South African prosecutors said on Friday that Mr Selebi would be charged with corruption, but did not say when.
He is alleged to have received $170,000 (£90,000) from a convicted criminal. Mr Selebi denies allegations of corruption or defeating the ends of justice.
In his resignation letter, Mr Selebi said he was stepping down "in the best interests of Interpol and out of respect for the global law enforcement community" a statement said.
Ronald K Noble, the secretary general of the France-based global police agency, praised Mr Selebi's work with the organisation and said the corruption allegations against him had "nothing to do with his position as president of Interpol".
But Mr Noble, said "corruption is one of the most serious offences that any police official can be accused of".

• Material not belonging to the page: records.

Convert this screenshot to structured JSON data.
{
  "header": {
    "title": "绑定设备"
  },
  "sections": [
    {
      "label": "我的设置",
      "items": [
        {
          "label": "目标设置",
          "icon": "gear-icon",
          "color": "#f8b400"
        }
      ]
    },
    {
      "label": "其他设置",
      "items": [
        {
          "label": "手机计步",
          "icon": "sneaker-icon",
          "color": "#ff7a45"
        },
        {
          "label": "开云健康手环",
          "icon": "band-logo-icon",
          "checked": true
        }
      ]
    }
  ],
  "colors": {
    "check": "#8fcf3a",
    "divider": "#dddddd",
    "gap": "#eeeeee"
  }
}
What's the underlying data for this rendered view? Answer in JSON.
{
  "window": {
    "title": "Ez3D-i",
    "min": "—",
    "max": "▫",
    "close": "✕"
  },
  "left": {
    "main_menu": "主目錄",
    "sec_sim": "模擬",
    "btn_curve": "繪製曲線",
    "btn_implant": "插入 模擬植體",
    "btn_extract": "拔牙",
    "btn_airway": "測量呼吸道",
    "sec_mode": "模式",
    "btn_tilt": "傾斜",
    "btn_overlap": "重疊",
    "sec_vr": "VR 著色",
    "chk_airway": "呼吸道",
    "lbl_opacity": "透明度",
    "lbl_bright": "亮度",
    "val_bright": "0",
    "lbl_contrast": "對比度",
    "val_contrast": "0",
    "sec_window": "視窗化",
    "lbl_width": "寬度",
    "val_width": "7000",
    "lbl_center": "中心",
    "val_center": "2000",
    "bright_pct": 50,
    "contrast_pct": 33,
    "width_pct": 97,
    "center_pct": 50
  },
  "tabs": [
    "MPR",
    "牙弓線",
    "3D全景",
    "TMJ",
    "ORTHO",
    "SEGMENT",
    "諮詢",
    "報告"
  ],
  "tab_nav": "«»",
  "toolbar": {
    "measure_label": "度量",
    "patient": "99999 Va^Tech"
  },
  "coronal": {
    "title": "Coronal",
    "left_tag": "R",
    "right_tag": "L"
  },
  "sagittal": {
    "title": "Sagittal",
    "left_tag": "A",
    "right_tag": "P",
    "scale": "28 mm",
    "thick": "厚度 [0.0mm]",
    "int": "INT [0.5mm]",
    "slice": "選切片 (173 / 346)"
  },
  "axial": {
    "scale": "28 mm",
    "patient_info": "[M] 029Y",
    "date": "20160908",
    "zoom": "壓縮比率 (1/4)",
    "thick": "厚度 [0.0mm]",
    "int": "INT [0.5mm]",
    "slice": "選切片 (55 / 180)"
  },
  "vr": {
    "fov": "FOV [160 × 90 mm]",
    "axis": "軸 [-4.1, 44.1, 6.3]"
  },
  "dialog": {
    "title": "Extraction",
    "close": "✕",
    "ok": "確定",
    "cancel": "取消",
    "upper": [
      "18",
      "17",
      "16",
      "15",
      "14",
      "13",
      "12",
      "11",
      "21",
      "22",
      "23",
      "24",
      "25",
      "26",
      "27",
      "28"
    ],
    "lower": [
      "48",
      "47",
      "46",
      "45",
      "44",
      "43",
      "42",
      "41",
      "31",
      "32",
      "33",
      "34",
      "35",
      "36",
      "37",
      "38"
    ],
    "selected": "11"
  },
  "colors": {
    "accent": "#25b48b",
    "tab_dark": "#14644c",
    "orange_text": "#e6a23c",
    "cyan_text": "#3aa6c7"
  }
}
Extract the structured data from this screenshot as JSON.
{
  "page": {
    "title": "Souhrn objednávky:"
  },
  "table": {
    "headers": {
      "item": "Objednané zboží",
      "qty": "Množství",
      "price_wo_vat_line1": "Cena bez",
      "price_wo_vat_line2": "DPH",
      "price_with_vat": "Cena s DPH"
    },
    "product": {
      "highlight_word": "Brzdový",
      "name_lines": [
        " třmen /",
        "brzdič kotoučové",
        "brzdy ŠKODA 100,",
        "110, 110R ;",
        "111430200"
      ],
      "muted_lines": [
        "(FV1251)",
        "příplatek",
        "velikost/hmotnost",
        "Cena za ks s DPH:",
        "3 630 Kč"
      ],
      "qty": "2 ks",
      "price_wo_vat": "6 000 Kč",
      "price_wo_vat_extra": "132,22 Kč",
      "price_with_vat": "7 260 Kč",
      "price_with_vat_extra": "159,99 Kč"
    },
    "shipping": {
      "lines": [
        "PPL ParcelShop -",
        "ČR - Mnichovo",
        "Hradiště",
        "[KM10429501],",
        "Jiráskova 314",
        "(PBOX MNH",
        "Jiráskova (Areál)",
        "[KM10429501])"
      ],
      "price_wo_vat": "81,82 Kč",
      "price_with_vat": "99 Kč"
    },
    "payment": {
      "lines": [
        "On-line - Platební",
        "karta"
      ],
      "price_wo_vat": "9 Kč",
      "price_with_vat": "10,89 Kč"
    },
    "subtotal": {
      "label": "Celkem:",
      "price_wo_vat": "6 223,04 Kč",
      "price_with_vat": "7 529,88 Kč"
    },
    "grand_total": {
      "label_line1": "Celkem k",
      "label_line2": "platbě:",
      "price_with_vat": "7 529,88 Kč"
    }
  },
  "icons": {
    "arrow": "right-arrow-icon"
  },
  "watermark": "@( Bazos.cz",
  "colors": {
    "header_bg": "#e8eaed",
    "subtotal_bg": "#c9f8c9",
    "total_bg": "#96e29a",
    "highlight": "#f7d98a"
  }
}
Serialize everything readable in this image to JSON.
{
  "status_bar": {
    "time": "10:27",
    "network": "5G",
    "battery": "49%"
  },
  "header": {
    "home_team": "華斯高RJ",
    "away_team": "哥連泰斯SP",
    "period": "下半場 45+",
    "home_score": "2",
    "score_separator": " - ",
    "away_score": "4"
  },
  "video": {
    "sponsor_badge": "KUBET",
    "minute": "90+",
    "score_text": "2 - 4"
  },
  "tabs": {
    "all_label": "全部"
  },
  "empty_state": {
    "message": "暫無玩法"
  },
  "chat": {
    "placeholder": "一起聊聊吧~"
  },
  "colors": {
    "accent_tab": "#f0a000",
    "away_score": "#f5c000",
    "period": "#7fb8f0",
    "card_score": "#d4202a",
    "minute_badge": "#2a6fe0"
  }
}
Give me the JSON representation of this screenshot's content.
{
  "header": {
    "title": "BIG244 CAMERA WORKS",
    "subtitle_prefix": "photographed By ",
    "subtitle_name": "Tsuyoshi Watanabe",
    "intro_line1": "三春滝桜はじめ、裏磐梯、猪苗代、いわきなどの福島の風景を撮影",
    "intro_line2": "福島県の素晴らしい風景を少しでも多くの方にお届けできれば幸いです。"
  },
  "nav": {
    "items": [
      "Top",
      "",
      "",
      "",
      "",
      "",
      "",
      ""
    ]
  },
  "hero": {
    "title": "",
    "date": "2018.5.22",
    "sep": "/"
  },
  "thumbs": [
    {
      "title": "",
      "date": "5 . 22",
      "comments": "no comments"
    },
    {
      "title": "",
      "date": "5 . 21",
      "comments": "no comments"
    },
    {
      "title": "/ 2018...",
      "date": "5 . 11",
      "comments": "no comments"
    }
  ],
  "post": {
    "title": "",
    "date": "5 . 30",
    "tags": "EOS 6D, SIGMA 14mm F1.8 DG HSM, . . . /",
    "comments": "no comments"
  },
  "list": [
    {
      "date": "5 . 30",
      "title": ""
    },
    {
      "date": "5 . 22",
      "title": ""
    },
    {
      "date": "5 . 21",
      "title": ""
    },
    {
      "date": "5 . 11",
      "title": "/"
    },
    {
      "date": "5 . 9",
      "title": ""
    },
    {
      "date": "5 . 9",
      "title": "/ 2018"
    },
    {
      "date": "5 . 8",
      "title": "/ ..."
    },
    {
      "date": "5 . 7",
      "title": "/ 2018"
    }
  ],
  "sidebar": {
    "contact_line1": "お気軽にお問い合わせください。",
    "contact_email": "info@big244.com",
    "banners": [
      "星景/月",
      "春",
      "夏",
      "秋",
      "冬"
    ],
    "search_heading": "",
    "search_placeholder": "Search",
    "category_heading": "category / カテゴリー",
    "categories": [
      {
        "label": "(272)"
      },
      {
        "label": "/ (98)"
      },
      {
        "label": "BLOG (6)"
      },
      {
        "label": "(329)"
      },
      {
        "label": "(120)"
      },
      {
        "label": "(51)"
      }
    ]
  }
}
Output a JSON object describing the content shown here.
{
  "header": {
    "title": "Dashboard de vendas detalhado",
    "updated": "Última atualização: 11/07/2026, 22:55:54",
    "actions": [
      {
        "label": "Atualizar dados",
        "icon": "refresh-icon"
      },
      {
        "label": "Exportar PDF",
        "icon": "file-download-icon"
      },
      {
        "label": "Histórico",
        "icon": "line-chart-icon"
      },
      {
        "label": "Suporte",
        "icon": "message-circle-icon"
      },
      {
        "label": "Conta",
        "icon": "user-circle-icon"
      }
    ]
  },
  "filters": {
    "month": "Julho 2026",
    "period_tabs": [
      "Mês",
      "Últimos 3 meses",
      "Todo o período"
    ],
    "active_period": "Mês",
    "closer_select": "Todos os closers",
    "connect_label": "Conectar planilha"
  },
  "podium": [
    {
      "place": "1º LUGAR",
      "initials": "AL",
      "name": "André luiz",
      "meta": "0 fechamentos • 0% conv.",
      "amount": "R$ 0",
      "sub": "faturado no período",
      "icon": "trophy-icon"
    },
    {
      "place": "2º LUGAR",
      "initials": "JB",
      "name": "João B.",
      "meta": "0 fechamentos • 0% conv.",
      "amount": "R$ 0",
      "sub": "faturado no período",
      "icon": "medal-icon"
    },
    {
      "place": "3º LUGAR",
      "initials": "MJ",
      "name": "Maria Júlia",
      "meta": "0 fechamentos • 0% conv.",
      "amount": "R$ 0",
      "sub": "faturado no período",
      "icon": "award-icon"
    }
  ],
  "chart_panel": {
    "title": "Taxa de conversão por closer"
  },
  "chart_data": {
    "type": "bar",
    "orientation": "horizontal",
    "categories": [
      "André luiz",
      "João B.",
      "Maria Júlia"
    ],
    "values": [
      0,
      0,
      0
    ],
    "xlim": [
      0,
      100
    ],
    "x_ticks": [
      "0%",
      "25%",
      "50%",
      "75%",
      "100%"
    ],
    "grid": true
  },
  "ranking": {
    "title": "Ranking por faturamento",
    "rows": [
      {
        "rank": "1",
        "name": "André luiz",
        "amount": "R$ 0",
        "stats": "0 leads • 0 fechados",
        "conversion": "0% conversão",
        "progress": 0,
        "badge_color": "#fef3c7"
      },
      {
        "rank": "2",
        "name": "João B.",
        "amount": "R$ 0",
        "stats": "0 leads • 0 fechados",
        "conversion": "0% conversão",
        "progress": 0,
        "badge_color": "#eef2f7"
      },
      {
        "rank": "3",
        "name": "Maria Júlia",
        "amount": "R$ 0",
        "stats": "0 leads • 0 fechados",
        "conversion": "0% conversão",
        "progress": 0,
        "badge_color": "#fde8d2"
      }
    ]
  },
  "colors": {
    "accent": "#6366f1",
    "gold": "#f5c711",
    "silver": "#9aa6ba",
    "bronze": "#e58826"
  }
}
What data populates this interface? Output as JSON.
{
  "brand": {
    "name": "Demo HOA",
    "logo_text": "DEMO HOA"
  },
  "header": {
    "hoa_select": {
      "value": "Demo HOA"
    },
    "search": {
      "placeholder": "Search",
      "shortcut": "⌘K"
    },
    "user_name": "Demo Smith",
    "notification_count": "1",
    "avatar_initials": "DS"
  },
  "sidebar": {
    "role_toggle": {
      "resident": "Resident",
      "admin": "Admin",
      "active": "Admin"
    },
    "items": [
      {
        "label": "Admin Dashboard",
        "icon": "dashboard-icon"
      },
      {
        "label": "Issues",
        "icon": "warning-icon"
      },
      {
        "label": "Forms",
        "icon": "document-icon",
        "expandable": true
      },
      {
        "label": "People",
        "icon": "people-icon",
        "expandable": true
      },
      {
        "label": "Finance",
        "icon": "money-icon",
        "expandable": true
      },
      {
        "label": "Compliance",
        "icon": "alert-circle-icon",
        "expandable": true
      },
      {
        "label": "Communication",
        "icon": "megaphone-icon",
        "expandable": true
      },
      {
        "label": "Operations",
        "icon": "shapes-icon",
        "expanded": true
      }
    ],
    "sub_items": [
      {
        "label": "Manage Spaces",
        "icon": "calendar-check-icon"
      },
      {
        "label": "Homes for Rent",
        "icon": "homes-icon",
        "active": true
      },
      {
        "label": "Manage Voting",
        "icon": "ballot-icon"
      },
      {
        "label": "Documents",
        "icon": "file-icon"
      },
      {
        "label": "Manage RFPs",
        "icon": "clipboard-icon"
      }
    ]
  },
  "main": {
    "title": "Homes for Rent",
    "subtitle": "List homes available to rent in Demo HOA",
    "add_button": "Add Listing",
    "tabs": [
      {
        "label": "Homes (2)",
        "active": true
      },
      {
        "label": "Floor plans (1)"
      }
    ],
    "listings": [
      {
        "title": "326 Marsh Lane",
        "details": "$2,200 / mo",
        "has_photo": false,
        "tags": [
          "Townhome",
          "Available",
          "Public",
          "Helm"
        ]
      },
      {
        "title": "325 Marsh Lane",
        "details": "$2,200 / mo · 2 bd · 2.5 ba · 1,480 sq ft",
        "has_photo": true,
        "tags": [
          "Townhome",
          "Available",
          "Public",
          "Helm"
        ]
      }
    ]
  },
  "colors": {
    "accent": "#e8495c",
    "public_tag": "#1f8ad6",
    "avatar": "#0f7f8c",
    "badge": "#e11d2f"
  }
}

South Africa's chief prosecutor alleges that Mr Selebi had a "generally corrupt relationship" with businessman Glen Agliotti - a convicted drug smuggler who is accused of involvement in the 2005 murder of mining magnate Brett Kebble.
Mr Selebi is said to be close to South Africa's President Thabo Mbeki, who has resisted calls for his police commissioner to be fired.
He said he would not take any action until evidence of Mr Selebi's wrongdoing was brought before him. But on Saturday he put Mr Selebi on an extended leave of absence.
Mr Selebi was elected president of Interpol for a four-year term in 2004.
It is not clear when prosecutors will charge him.